Data to examine
>>>>

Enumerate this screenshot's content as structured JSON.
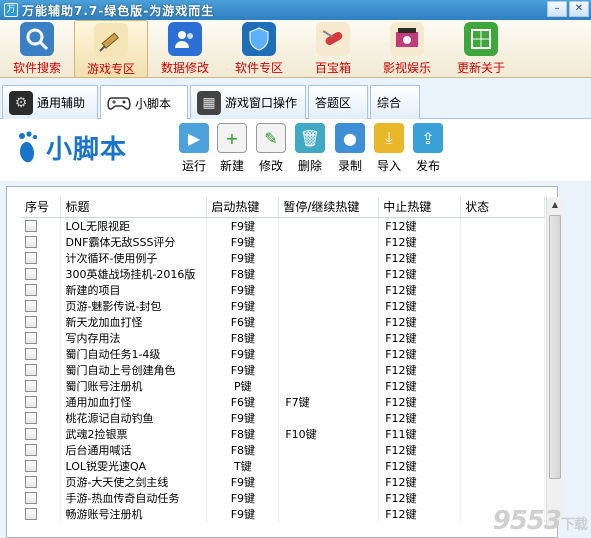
{
  "window": {
    "title": "万能辅助7.7-绿色版-为游戏而生"
  },
  "topnav": [
    {
      "label": "软件搜索",
      "icon": "search-icon",
      "color": "#3b7fc4"
    },
    {
      "label": "游戏专区",
      "icon": "syringe-icon",
      "color": "#c9a24a",
      "active": true
    },
    {
      "label": "数据修改",
      "icon": "users-icon",
      "color": "#2b6fd6"
    },
    {
      "label": "软件专区",
      "icon": "shield-icon",
      "color": "#1f6fb8"
    },
    {
      "label": "百宝箱",
      "icon": "swiss-knife-icon",
      "color": "#d63a3a"
    },
    {
      "label": "影视娱乐",
      "icon": "film-icon",
      "color": "#c43a7a"
    },
    {
      "label": "更新关于",
      "icon": "update-icon",
      "color": "#3ea63a"
    }
  ],
  "tabs": [
    {
      "label": "通用辅助",
      "icon": "gear-icon"
    },
    {
      "label": "小脚本",
      "icon": "gamepad-icon",
      "active": true
    },
    {
      "label": "游戏窗口操作",
      "icon": "window-icon"
    },
    {
      "label": "答题区"
    },
    {
      "label": "综合"
    }
  ],
  "logo_text": "小脚本",
  "toolbar": [
    {
      "label": "运行",
      "icon": "run-icon"
    },
    {
      "label": "新建",
      "icon": "new-icon"
    },
    {
      "label": "修改",
      "icon": "edit-icon"
    },
    {
      "label": "删除",
      "icon": "trash-icon"
    },
    {
      "label": "录制",
      "icon": "record-icon"
    },
    {
      "label": "导入",
      "icon": "import-icon"
    },
    {
      "label": "发布",
      "icon": "publish-icon"
    }
  ],
  "table": {
    "headers": [
      "序号",
      "标题",
      "启动热键",
      "暂停/继续热键",
      "中止热键",
      "状态"
    ],
    "rows": [
      [
        "LOL无限视距",
        "F9键",
        "",
        "F12键",
        ""
      ],
      [
        "DNF霸体无敌SSS评分",
        "F9键",
        "",
        "F12键",
        ""
      ],
      [
        "计次循环-使用例子",
        "F9键",
        "",
        "F12键",
        ""
      ],
      [
        "300英雄战场挂机-2016版",
        "F8键",
        "",
        "F12键",
        ""
      ],
      [
        "新建的项目",
        "F9键",
        "",
        "F12键",
        ""
      ],
      [
        "页游-魅影传说-封包",
        "F9键",
        "",
        "F12键",
        ""
      ],
      [
        "新天龙加血打怪",
        "F6键",
        "",
        "F12键",
        ""
      ],
      [
        "写内存用法",
        "F8键",
        "",
        "F12键",
        ""
      ],
      [
        "蜀门自动任务1-4级",
        "F9键",
        "",
        "F12键",
        ""
      ],
      [
        "蜀门自动上号创建角色",
        "F9键",
        "",
        "F12键",
        ""
      ],
      [
        "蜀门账号注册机",
        "P键",
        "",
        "F12键",
        ""
      ],
      [
        "通用加血打怪",
        "F6键",
        "F7键",
        "F12键",
        ""
      ],
      [
        "桃花源记自动钓鱼",
        "F9键",
        "",
        "F12键",
        ""
      ],
      [
        "武魂2捡银票",
        "F8键",
        "F10键",
        "F11键",
        ""
      ],
      [
        "后台通用喊话",
        "F8键",
        "",
        "F12键",
        ""
      ],
      [
        "LOL锐雯光速QA",
        "T键",
        "",
        "F12键",
        ""
      ],
      [
        "页游-大天使之剑主线",
        "F9键",
        "",
        "F12键",
        ""
      ],
      [
        "手游-热血传奇自动任务",
        "F9键",
        "",
        "F12键",
        ""
      ],
      [
        "畅游账号注册机",
        "F9键",
        "",
        "F12键",
        ""
      ]
    ]
  },
  "watermark": {
    "main": "9553",
    "sub": "下载"
  }
}
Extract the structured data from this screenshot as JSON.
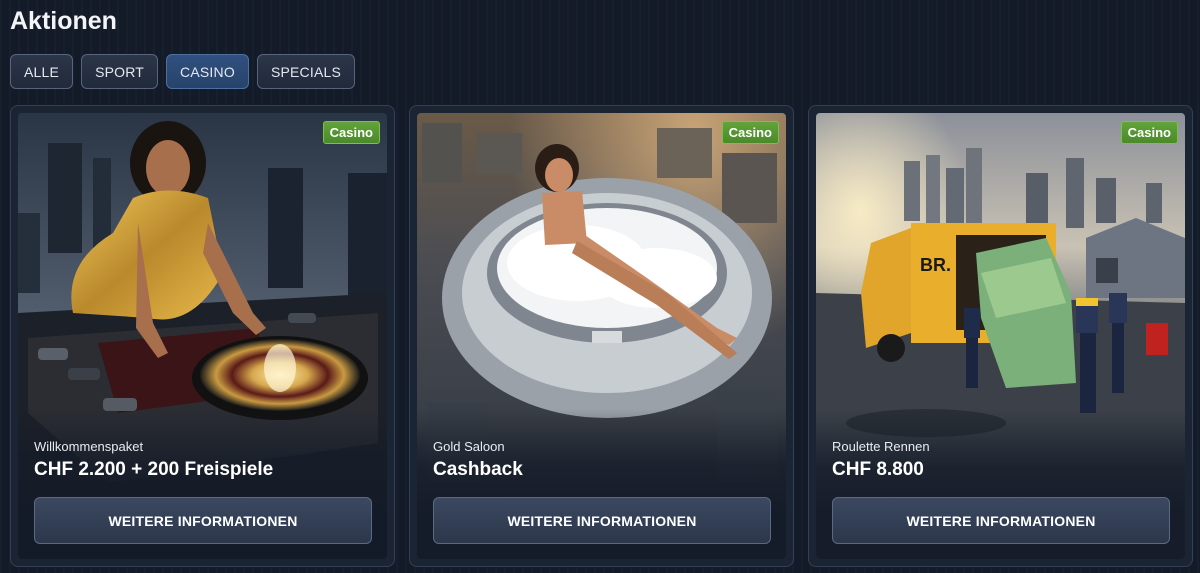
{
  "page": {
    "title": "Aktionen"
  },
  "filters": [
    {
      "label": "ALLE",
      "active": false
    },
    {
      "label": "SPORT",
      "active": false
    },
    {
      "label": "CASINO",
      "active": true
    },
    {
      "label": "SPECIALS",
      "active": false
    }
  ],
  "cards": [
    {
      "badge": "Casino",
      "subtitle": "Willkommenspaket",
      "title": "CHF 2.200 + 200 Freispiele",
      "button": "WEITERE INFORMATIONEN",
      "image": "woman in gold dress at roulette wheel on rooftop"
    },
    {
      "badge": "Casino",
      "subtitle": "Gold Saloon",
      "title": "Cashback",
      "button": "WEITERE INFORMATIONEN",
      "image": "woman in foam bath inside stadium"
    },
    {
      "badge": "Casino",
      "subtitle": "Roulette Rennen",
      "title": "CHF 8.800",
      "button": "WEITERE INFORMATIONEN",
      "image": "delivery workers unloading cash from yellow van",
      "van_logo": "BR."
    }
  ],
  "colors": {
    "background": "#141b28",
    "badge_green": "#5a9c35",
    "active_filter": "#2b4773"
  }
}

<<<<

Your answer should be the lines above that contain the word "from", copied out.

Answer to this exercise
Extract the structured data from this screenshot as JSON.
      "image": "delivery workers unloading cash from yellow van",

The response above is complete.